Edited to add, because I got a bit carried away and forgot to actually articulate the tip: I guess the point here is really just to consider what might be affecting your expectations, and try to compensate for that with better context and more self-compassion. You’re not wrong for struggling, and the things that stop you are legitimate and worth considering. Both your best and your norm are good enough, and being able to live with those standards will take you much farther than perfection ever will.
Writing days this past week: 2
My desk is almost finished. We’ve been working on it for over a month, and moving along pretty steadily. A lot of elements have come together to make it work out well, and that’s making it easier to examine why most long-term projects have gone poorly for me in the past.
My efforts have always been characterized by a couple of bursts of intense interest, followed by long periods of no progress at all. If I can’t do something in one contiguous day and night, my odds of ever finishing drop dramatically. If I have to put something down, I know I won’t be able to count on having the same interest and focus the next day, much less a week later, so I feel this intense pressure to finish things all in one go. The more I care about the project, the more anxiety and disappointment I’m likely to feel about the idea of stopping work on it, and that’s not just because I’m impatient. I genuinely have good reason to worry that it won’t happen. It’s like being a little kid who’s been disappointed too many times by an absentminded parent and no longer trusts their promises, except I’m also the parent who keeps letting them down. (Fun!)

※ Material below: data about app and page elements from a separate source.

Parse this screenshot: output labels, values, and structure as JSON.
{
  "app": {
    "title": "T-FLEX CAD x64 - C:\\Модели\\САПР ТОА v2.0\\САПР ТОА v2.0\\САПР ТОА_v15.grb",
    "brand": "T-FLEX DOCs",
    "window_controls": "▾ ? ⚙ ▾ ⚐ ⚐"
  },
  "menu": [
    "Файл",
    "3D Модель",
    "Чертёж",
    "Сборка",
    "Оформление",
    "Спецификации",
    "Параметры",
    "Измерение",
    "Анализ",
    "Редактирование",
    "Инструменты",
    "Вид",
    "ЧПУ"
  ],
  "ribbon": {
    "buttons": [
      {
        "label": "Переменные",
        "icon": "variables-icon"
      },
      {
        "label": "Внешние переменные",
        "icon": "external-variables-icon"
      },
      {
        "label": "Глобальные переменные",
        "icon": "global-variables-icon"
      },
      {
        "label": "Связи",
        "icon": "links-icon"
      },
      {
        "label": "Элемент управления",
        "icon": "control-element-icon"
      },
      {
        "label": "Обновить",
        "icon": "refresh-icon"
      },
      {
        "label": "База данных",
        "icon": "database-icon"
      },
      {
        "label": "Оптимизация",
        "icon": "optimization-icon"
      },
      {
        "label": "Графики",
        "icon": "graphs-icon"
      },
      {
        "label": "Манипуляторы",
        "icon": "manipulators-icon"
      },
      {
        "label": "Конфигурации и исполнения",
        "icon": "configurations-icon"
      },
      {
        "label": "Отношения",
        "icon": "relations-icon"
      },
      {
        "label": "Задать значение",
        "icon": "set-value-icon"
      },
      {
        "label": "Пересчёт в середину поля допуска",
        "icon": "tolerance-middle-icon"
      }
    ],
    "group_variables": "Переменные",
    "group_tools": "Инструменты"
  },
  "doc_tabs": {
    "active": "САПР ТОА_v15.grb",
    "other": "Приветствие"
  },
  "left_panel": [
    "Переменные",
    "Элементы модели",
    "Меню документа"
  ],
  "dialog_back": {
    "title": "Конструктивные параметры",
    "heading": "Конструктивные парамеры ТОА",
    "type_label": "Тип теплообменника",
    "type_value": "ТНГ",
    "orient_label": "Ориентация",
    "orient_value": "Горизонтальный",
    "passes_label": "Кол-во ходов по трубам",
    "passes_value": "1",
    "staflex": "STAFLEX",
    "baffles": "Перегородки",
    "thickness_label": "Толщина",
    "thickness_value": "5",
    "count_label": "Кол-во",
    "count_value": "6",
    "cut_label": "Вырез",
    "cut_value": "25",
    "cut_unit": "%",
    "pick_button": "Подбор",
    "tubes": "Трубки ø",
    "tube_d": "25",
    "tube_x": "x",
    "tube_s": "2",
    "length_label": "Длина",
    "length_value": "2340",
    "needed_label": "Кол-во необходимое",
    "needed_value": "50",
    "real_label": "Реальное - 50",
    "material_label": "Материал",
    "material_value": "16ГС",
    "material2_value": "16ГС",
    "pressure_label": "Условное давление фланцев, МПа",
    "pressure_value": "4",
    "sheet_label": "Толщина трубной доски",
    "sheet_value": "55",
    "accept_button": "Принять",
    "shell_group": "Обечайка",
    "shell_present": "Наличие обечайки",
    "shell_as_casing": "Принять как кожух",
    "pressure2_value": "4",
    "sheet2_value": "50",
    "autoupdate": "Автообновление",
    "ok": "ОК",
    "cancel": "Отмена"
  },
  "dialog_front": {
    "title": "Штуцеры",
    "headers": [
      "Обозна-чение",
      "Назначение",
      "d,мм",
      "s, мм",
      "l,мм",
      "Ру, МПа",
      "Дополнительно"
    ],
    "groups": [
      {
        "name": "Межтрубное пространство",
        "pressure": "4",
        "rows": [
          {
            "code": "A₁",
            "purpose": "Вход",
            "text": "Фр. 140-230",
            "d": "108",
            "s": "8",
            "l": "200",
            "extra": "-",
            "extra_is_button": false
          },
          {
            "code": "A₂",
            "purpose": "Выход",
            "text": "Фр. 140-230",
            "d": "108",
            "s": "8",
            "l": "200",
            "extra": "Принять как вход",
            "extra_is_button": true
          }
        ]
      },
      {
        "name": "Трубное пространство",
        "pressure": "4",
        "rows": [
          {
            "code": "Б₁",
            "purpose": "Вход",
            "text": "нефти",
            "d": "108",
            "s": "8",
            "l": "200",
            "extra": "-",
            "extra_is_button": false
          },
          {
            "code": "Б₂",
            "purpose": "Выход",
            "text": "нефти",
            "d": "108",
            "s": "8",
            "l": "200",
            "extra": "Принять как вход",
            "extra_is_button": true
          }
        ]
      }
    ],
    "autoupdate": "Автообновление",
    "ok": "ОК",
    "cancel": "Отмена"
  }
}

There’s also this element of general disconnection from time that seems to be common among ADHD people, and which makes long-term projects difficult. Planning to do something in the future doesn’t give me much satisfaction or security, because it feels incredibly unreal to me. Other ADHD people have told me that time can feel very unreal and difficult to track for them. Some are fairly aware of the passage of time over a day, but have trouble remembering if an event happened last week or last year. Some people have more trouble tracking time during the day, like me, but tend to tag long-term memories with timestamps a little more accurately. Regardless of how it manifests, the struggle with time is real for a lot of ADHD people.
This pretty naturally extends to the future as well, making it difficult to wait for fun things and hang on to motivation. Planning is just a whole mess, in general. Being disconnected from time can mean that mental preparation for a task doesn’t just happen the way it should, so it’s jarring when the time arrives, and that makes it harder to start up again. Stuff is either going to happen way out in the future, or it’s happening now. I’ve got plenty of time, or I’m about to be late.
It’s like having no depth perception, and watching something in the distance moving straight toward me. I know it’s out there, and that it’s probably coming here, but it’s still a shock when it suddenly arrives. It was out there in the hazy distance, and then it was close enough to touch. That’s probably not how depth perception actually works, but it’s the only comparison I could think of to express how weird it feels to know something is coming up, but to still not experience that approach in a functional way.
Writing days this past week: 3